Task objective: Among the entries below, find every line that contains the string "icon", then copy it.

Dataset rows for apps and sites
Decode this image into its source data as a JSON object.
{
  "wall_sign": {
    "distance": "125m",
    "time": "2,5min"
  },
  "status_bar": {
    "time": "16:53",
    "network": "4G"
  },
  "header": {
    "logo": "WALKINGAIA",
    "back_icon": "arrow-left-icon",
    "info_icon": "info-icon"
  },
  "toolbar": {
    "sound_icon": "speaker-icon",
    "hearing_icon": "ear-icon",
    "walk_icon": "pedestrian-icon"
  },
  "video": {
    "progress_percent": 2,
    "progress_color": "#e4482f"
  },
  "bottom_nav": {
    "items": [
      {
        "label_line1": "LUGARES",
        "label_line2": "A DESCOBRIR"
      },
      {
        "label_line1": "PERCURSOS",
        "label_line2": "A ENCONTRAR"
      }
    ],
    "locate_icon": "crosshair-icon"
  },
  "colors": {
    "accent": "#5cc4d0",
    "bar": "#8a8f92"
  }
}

Result of the exercise:
    "back_icon": "arrow-left-icon",
    "info_icon": "info-icon"
    "sound_icon": "speaker-icon",
    "hearing_icon": "ear-icon",
    "walk_icon": "pedestrian-icon"
    "locate_icon": "crosshair-icon"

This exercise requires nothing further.